Mate-choice copying: do we find people attractive because they are attractive to others?
Have you ever heard of ‘mate choice copying’? It’s when our judgements of a person’s attractiveness are influenced by the choices of others.
For example, you might find a particular person attractive, but if you notice that someone else finds them attractive too, the strength of your own attraction could increase. And this effect would be stronger if the person whose choice you were copying was also attractive: because we preferentially copy the choices of attractive people.
The problem with a lot of research in this area is that it often uses as stimuli photographs of men and women, and the participant has to accept that these photographs depict real romantic couples. An advantage of this method is that it allows us to tightly control the appearance of the couples, so that we can properly interpret the behaviour of anyone who sees the photographs.
But it’s not a very realistic situation. It lacks what psychologists call ‘ecological validity’, because it doesn’t reflect how people interact in the real world.
Skyler Place and colleagues of Indiana University sought to remedy this in a study published this month in the journal Evolution and Human Behavior. She had men and women rate the attractiveness of a series of photographs of opposite-sex persons. These were the target individuals.
Next the participants watched videos in which those same targets were seen interacting with opposite-sex persons as part of a speed-dating session. For clarity, we’ll call these people the models. The participants saw two types of video: ones in which the target and model were interested in each other, and ones where they didn’t seem to get on.

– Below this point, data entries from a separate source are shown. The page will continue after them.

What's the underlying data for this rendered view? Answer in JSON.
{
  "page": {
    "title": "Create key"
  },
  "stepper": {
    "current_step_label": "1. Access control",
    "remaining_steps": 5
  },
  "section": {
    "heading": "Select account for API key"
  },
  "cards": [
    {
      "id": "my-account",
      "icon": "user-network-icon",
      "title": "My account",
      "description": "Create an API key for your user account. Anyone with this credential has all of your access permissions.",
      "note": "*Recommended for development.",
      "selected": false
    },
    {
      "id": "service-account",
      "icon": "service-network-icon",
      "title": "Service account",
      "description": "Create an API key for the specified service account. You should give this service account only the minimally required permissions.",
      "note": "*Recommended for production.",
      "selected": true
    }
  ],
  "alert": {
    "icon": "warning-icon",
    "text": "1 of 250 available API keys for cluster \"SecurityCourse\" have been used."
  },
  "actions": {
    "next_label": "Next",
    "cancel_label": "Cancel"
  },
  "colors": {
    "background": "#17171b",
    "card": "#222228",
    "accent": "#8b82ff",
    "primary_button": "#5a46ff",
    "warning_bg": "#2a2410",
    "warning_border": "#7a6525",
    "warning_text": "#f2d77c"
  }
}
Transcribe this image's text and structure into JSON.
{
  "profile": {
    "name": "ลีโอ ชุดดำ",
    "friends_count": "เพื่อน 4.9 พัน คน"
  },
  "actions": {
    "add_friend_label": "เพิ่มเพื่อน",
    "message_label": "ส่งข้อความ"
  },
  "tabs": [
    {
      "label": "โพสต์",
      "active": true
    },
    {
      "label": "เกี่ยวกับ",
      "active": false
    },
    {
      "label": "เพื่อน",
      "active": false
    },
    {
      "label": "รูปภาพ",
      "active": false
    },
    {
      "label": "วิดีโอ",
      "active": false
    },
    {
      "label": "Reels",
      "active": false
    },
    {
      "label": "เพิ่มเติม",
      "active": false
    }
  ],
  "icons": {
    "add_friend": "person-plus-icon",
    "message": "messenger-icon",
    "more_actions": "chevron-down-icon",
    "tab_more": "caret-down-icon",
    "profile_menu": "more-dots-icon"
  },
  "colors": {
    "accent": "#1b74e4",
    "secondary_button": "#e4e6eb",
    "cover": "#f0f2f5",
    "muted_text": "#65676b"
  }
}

After they saw the videos, the participants rated the photographs of the targets for a second time. If watching the videos affected how the participants perceived the targets, we’d expect their ratings of the photographs to change after they saw the videos.
Place found that after participants viewed couples who were interested in each other, their rating of the target’s attractiveness increased. After they saw couples who didn’t get on, their ratings of the target became lower. In other words, they copied the choices of the model.
An interesting difference between male and female participants was that men tended to be more strongly influenced by perceived interest between the target and the model, while women tended to be more strongly influenced by disinterest. If a man saw that the model was interested in the target, his rating of the target’s attractiveness shot up, whereas women’s ratings of the target fell through the floor if the target and model weren’t getting on.
This might mean that men copy the choices of others to inform who they find especially attractive, whereas women make use of social information to rule out men in whom they would otherwise be interested.